No prices for weapons in Mythus Prime. Those are over the hills and far away on pp236-239.
Heka in Combat
One page. Pretty simple spell point system, but probably far too fiddly and beancounterish for regular use by humans.
3 example defensive uses of magic:
- Heka Shield - spend base cost to erect, then expend Heka to negate damage 1-for-1,
- Anti-Heka Barrier - spend a base cost to erect the shield and budget per round to negate others' Heka use,
- Magic healing (Oh look. Refer to elsewhere. WhrrrwhrrrwhrrrBZZZT!)
3 example offensive uses:
Heka can either attack Physique, Mental or Spirit stats, which is fun.
- Heka darts - spring from the casters finger and strike unerringly. Hmmm, now where have I heard that before?
- Illuminate Enemy - magic IR painter: expend Heka, enemy becomes massively obvious and easy to hit.
- Charm, Fear, etc. - Spend activation cost + enemy's TRAIT to inflict. I'd not tell the caster what the TRAIT was and require them to bid for it blind auction fashion.
Heal 1 Physique/day, 2/day with bed rest. Remember that Physique is 20-60 for starting characters. Convalescing? Bring a good book.
First Aid heals 1d6+1. Which is uncannily similar to the old D&D standbys of potion of healing and/or CWL.
Herbalism heals 2-12/day. Them's good herbs!
Heka can be used to heal, and you can boost the amount by expending extra.
The chapter ends with an "Example of Combat" boxout takes up most of page 28 and is liberally scattered with Mythus jargon. I think something strange is happening to my brain; I can just about follow what's being said.
So, five pages of rule for combat so abstract it makes B/X blush. Speaks for itself I think.
Chapter 5: Improving Skills and Abilities
A page to tell you that Accomplishment Points (APs) are awarded by the GM. 5 is average, 10 exceptional. These can be expended to improve skills (1 AP per +1%) and TRAITS (3 AP per +1%). New skills are bought for 5 AP at 5%. Increasing TRAITS after character generation doesn't improve skills that depend on them. That took 2/3rds of a page.
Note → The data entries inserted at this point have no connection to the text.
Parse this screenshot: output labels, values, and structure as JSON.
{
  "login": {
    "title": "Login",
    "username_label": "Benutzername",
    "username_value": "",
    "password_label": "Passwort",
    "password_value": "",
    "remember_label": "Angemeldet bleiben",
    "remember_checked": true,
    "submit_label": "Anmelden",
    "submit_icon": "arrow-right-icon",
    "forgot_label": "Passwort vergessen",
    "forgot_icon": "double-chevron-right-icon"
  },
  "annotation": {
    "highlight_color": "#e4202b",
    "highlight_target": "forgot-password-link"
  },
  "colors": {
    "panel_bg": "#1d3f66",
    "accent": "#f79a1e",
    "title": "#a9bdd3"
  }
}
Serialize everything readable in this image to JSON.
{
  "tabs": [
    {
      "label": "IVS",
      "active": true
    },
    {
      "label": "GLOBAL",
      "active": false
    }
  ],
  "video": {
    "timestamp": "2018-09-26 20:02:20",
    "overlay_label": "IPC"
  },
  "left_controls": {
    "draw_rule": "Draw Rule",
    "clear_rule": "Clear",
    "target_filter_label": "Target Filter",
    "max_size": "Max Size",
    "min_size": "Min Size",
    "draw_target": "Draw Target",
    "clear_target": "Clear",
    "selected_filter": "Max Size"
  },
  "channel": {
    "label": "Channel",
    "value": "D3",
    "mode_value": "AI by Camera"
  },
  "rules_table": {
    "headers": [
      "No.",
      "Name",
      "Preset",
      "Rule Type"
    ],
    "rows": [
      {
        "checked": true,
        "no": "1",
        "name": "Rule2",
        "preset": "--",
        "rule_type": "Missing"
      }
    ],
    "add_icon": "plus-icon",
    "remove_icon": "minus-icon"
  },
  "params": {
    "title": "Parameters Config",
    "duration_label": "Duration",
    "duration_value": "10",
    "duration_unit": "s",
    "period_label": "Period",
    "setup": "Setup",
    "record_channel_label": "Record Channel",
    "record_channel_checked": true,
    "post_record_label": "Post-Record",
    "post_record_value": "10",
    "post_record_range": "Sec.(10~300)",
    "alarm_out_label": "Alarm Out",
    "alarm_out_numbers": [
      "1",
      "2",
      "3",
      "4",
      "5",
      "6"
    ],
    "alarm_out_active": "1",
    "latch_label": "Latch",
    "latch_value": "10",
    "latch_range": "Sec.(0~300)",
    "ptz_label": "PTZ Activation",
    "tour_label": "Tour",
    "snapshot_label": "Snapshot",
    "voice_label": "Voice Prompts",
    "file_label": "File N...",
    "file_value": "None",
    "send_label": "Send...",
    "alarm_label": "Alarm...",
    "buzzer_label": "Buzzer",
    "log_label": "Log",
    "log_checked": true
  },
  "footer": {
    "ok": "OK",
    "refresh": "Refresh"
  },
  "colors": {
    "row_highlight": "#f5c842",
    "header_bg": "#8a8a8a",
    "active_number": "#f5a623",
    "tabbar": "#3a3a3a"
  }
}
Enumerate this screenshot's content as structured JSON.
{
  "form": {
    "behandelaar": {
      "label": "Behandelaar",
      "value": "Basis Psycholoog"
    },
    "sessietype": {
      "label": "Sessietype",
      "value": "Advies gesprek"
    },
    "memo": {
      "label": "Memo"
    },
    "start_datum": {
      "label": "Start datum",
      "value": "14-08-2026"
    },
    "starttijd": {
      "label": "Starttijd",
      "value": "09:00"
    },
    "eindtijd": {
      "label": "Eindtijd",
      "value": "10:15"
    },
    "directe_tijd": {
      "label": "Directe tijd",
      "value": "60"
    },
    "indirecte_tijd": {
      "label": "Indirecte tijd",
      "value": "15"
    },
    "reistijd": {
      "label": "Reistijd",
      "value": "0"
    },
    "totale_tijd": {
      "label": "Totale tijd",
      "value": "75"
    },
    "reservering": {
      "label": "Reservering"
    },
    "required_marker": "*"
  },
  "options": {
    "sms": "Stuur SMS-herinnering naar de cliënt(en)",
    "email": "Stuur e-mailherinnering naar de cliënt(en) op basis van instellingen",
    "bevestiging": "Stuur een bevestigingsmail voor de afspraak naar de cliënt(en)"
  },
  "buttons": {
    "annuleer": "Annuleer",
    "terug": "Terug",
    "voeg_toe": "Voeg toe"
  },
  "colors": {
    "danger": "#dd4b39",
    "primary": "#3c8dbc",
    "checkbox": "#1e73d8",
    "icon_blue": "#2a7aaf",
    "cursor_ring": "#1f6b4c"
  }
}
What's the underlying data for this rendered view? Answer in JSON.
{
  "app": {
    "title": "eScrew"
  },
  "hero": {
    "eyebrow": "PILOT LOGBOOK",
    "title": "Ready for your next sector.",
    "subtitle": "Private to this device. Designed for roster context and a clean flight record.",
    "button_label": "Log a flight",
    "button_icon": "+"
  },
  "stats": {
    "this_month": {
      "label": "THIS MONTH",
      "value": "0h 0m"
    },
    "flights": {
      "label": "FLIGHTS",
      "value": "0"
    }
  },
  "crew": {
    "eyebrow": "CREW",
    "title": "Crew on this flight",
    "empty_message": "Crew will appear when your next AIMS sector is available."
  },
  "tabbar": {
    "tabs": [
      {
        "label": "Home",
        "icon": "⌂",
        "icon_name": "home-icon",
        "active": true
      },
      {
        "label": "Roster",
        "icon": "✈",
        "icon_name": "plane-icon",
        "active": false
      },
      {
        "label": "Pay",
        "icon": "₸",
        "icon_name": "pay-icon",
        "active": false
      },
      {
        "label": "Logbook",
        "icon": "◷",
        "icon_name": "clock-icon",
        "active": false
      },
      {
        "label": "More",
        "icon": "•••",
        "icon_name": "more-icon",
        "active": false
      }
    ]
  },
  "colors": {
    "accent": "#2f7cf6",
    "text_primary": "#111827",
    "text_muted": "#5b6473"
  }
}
There is pretty cool Daniel Gelon pic of a gnarly Lemmy-looking manticore with Freddy Mercury teeth lunging at some scimitar-armed dude on a flying carpet, so the page isn't completely wasted.
Proper manticore that! Not like the overgrown Mexican Hairless that the 3E MM tried to fob us off with.
Chapter 6: Playing Your HP
A page and a bit of actually useful advice on how to be a good player. It bluntly says that "Knowing your HP, knowing the game, and knowing as much as possible about the real world and fantasy add up to being a good player."
There's a paragraph on being a courteous gamer and gentle admonissions encouraging respect for both the enjoyment of others, and for the effort the GM has put into the game. There are suggestions that communication between players and GM is the key to mutual satisfaction. There's even a short (4 point) numbered list of things even the greenest of neophyte players can do to enhance the game:
1 Learn from your fellow players.
2 Help your fellow players to be better.
3 Assist the GM to be the best.
4 Be considerate of all others in the group.
This breath of fresh air and common sense is followed by a three page Example of Play. It is an example of play. You have probably read one. This means that you do not need to read another. And that's all I have to say about that.
Next time: Upgrading to the Advanced Mythus Rules and The GM's section of Mythus Prime.
Pic Source: Mythus rulebook.